YOUR TASK -
Pull every line that includes the word "icon" from the data.

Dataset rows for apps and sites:
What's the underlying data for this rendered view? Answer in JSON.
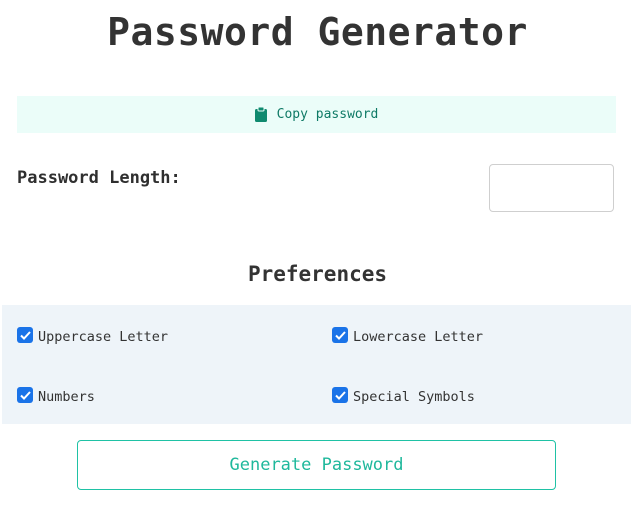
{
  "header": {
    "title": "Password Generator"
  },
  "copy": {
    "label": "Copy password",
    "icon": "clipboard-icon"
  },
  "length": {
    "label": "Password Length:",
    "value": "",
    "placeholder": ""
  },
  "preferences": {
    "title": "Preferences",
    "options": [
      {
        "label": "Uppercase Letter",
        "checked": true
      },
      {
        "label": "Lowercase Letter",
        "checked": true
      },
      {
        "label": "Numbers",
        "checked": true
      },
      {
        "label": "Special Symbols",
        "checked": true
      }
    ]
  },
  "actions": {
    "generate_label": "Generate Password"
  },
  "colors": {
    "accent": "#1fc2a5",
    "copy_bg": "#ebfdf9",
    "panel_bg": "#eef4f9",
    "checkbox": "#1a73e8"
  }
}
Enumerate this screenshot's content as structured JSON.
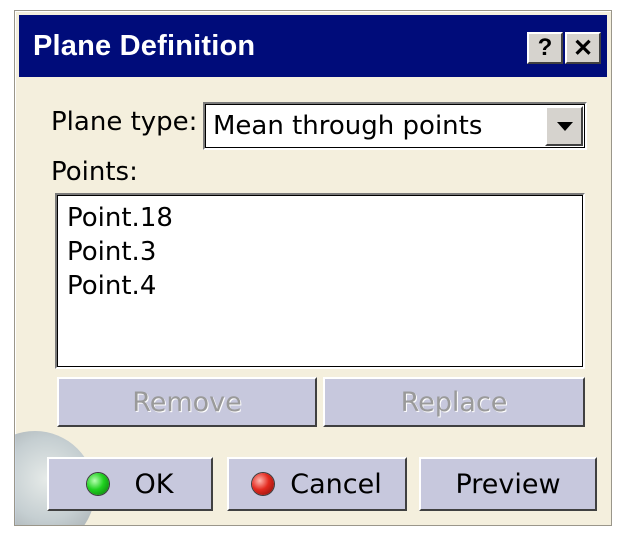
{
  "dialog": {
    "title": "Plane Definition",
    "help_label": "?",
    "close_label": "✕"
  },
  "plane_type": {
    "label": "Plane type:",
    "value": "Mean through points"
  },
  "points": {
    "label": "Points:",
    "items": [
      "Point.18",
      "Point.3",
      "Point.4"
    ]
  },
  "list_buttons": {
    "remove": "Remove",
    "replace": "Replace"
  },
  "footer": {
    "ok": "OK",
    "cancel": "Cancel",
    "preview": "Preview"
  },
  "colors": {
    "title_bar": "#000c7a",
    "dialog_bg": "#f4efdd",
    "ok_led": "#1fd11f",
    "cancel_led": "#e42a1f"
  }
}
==
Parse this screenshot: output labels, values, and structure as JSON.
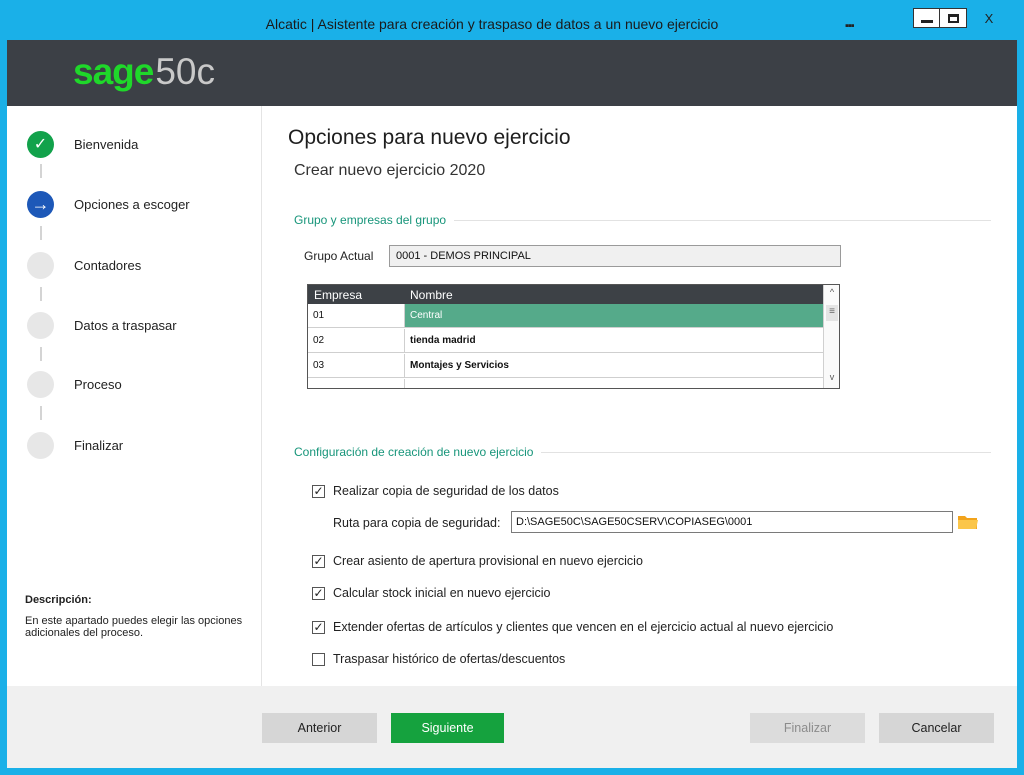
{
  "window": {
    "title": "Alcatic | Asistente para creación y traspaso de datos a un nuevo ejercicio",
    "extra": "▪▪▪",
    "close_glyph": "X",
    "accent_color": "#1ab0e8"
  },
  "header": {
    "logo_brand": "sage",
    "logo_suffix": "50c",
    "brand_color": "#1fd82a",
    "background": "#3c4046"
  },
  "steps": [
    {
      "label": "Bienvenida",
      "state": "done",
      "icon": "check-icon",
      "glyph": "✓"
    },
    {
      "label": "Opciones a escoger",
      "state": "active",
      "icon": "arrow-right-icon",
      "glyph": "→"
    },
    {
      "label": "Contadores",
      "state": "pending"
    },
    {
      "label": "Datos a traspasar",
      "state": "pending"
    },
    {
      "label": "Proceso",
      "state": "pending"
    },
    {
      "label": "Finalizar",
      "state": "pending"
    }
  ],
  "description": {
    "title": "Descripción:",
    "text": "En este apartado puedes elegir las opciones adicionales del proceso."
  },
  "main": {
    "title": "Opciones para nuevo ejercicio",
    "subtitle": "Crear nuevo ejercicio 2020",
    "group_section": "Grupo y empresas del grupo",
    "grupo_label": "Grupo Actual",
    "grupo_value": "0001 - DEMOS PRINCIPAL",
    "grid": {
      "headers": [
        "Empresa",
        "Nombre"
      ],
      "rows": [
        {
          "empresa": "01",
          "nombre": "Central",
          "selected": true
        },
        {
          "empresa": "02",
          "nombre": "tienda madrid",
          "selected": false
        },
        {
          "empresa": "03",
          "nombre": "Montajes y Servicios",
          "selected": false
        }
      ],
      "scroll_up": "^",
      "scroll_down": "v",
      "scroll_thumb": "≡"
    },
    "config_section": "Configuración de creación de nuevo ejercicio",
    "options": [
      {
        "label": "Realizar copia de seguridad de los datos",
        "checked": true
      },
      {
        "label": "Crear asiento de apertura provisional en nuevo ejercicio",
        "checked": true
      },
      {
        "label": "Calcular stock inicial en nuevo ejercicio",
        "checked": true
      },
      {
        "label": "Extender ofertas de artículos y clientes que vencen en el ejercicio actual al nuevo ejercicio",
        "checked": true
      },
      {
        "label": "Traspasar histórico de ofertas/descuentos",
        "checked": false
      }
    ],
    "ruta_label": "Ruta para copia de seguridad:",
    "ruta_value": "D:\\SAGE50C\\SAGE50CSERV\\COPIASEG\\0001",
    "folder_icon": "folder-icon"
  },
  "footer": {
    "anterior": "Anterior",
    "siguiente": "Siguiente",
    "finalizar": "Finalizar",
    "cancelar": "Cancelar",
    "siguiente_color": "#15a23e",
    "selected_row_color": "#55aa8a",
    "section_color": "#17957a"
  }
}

RESPONSE FOR THIS EXERCISE -
    "icon": "clipboard-icon"
      "icon": "check-icon",
      "icon": "arrow-right-icon",
    "folder_icon": "folder-icon"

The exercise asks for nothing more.